Though not heavily involved in the war he initially would have taken part in skirmishes in the vicinity of Falling Water and Winchester Va. He also would gain promotion to 1st. Lieut and later Capt. He would not enlist for the three year stint and went home to his family.
Hugh Bradley married three times. His first wife was Mary Riley of New Florence Pa. whom he married on Nov. 16th 1858 and in the 1860 census his family is listed as.
Name: Hugh Bradley
Age in 1860: 28
Birth Year: abt 1832
Home in 1860: Conemaugh, Cambria, Pennsylvania
Post Office: Johnstown
Household Members: Name Age
Hugh Bradley 28. (This is Hugh the father) Mary Bradley 23 (This is Mary Ann Riley American born wife)

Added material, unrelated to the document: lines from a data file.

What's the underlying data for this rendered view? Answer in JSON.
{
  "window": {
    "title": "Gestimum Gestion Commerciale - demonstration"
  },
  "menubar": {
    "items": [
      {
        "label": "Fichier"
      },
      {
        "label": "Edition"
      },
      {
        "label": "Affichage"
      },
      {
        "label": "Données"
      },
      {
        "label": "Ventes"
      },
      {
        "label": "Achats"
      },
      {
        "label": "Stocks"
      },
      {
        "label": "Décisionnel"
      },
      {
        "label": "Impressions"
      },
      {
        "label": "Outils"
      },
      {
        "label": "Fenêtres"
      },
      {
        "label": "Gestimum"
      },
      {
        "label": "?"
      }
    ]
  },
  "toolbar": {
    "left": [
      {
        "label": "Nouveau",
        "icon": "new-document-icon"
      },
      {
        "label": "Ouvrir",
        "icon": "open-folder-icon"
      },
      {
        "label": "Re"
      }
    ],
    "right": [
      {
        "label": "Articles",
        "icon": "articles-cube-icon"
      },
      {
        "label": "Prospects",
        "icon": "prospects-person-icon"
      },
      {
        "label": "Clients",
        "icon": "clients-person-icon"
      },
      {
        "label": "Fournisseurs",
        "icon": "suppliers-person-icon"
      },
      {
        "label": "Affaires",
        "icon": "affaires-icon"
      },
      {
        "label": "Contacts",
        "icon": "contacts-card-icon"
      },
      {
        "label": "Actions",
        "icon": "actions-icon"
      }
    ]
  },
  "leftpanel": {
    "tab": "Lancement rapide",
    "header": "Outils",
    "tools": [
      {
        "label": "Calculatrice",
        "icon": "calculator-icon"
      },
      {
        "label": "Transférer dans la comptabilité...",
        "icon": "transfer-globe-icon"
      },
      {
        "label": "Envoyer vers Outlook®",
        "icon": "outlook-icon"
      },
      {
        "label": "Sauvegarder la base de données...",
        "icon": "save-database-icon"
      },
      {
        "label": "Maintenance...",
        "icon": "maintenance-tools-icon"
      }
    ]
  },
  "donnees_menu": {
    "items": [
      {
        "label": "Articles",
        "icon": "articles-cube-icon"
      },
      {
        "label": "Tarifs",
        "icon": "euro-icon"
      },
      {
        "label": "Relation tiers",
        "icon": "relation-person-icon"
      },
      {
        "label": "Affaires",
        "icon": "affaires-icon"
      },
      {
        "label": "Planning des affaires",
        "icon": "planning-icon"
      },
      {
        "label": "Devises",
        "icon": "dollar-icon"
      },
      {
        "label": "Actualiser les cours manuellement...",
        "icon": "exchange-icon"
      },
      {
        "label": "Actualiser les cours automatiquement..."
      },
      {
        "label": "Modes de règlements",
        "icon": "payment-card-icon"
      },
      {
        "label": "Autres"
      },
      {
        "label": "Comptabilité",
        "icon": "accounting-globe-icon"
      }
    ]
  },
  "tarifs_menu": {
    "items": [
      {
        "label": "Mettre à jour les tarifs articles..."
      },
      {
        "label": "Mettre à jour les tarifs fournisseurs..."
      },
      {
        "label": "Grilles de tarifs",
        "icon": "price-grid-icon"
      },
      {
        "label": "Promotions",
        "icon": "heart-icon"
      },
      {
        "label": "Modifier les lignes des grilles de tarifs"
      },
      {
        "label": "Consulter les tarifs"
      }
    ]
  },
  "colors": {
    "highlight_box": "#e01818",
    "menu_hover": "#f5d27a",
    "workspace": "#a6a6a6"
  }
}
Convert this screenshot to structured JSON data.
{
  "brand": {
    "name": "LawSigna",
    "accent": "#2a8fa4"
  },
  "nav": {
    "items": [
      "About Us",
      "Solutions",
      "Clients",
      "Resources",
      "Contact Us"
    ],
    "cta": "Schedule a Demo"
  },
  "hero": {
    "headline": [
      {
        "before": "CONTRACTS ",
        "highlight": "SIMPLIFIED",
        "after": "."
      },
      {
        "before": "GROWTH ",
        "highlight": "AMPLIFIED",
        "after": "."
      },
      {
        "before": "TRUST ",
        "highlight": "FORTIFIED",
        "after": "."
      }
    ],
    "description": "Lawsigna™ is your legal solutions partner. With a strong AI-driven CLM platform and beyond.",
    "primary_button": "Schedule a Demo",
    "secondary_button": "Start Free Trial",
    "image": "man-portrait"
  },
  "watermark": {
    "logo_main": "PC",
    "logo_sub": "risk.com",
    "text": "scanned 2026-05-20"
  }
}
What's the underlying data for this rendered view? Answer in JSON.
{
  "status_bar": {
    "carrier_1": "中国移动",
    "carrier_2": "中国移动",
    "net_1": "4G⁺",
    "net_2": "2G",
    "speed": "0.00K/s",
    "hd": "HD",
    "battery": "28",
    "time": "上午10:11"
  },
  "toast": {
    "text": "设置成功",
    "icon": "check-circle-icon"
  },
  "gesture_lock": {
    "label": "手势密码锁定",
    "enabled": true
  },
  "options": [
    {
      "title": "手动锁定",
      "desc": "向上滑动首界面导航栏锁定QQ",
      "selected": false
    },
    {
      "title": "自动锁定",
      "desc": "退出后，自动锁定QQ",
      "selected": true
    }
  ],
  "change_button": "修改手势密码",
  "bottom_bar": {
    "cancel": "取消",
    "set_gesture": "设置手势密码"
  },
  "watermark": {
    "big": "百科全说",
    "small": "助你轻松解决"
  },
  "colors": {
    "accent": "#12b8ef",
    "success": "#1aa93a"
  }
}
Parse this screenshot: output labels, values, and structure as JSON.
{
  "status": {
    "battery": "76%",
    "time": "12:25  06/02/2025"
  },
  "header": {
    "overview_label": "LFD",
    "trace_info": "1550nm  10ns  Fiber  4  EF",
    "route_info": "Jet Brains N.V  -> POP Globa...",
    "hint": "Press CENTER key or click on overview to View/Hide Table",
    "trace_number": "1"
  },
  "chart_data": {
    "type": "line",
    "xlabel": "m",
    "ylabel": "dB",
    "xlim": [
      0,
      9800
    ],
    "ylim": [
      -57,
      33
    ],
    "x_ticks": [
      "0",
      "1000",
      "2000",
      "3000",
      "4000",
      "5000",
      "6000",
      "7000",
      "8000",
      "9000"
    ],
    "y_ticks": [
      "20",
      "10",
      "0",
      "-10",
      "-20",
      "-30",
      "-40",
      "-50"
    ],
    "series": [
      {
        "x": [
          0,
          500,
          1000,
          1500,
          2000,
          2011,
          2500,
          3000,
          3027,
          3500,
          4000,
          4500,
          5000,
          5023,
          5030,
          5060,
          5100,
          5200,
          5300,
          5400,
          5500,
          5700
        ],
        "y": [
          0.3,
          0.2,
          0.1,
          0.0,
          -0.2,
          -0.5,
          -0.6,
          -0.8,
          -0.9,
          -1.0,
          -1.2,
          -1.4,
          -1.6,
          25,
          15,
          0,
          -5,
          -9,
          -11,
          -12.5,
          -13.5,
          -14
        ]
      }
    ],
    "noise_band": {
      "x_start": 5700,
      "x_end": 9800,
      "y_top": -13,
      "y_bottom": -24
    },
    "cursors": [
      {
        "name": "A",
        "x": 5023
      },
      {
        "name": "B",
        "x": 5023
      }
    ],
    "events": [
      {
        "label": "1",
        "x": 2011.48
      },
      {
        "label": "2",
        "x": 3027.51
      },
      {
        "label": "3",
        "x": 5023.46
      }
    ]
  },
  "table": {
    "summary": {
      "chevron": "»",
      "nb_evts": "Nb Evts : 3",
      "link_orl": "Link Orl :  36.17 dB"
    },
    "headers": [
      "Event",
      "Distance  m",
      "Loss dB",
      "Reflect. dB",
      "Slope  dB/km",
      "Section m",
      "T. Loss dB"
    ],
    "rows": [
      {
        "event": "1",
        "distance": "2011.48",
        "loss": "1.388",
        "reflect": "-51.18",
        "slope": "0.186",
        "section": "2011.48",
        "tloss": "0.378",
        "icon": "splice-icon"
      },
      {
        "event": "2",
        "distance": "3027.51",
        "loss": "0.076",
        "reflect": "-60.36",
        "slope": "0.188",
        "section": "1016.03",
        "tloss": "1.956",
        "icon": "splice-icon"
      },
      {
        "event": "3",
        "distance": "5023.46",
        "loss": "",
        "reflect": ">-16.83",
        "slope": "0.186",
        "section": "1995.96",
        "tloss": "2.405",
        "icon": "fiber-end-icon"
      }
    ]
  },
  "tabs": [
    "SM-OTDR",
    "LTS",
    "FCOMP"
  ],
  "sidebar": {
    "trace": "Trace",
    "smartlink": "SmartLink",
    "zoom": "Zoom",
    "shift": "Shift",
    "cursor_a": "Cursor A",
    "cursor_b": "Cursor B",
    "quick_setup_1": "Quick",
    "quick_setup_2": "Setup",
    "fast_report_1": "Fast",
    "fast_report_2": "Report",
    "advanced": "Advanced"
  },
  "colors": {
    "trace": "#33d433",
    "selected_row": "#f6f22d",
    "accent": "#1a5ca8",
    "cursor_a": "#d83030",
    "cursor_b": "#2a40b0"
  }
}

Edward Riley Bradley 6.12
Edward R (Riley) Bradley (above) was aged 6 months and he would turn out to be a rather famous gambler and racehorse owner and make the cover of Time magazine.
There were two other brothers John and Garvey and sisters Catherine and May.
Mary Riley Bradley Hugh's wife died Feb 22nd 1880 aged just 43. She was fromNew Florence Pa.
Hugh would marry three times. His second wife a Mary Bradley (same surname) of Allegheny Township Cambria Co. but she died after just over two years marriage. and thirdly and last to a Catherine Blatte of Hollidaysburg on Sept 24th 1885 a lady of German extraction who lived 1844-1933.She was the daughter of Jerome Blatte of Hanover Germany and Susan Mouse from Frankfort Germany.
Hugh retired from his work at the Cambrian Steel Works in 1905. He lived until May 1st 1913. As well as leaving his employment to take part in the Civil War he also visited back to Ireland in 1899. However his first son would following his father's footsteps and leave home at an early age.
Edward Riley Bradley the first born son of Hugh was born Dec. 12th 1859 in Johnstown Pa. Not a scholor he dropped out of school at 13 and worked for about a year at a steel mill making ropes for the Brooklyn Bridge but soon gave this up and at 14 years of age went to the Southwest, where he became a cowboy and fought Indians and was briefly a miner before he turned to gambling, which became a lifelong passion before the turn of the century. He would become a sportsman, gambler, philanthropist, owner and racer of thoroughbreds, four of whom won the Kentucky Derby. In life he became a legend and I feel the reader would find interesting to read up on his life. He married Agnes Cecilia Curry of St Louis. Such was his fame that he made the front cover of Times magazine in the 1930's. He died 15th Aug. 1946 aged 86 at his Idle Hour Farm outside Lexington Ky.and is buried in the Calvary Cemetery In Lexington Ky. His wife died in 1926 and is buried beside him.
As to why he was referred to as Colonel is a kind of a mystery as far as I know he never turned up in any military records. Perhaps it was a kind of honourary title bestowed on him my his race going followers for his exploits in the southwest fighting Indians and association with Wyatt Erap Billy the Kid and other such men. Apart from Edward Riley Bradley other brothers and sisters were James Francis Bradley who died in infancy, Mary Bradley who was born in 1863 and who later married Byron Gibbons and secondly Robert Scanlon, John Roger Bradley born in 1866 a broker in NYC and extensive traveller and in his time one of the worlds biggest game hunters having hunted in the Rockies, Alaska, Mexico, South Africa, Siberia and China. He had one of the finest collection of animal heads in the world. Contributed to such magazines as The Illustrated Outdoor News. Hugh Patrick Bradley died aged 8 in 1868, Peter Garvey Bradley born 1870 and lived in Boston and lastly Kathleen Bradley who married Edward W. Bailey of Johnstown Pa.
"Johnstown Daily Tribune Mon." 3rd May 1909.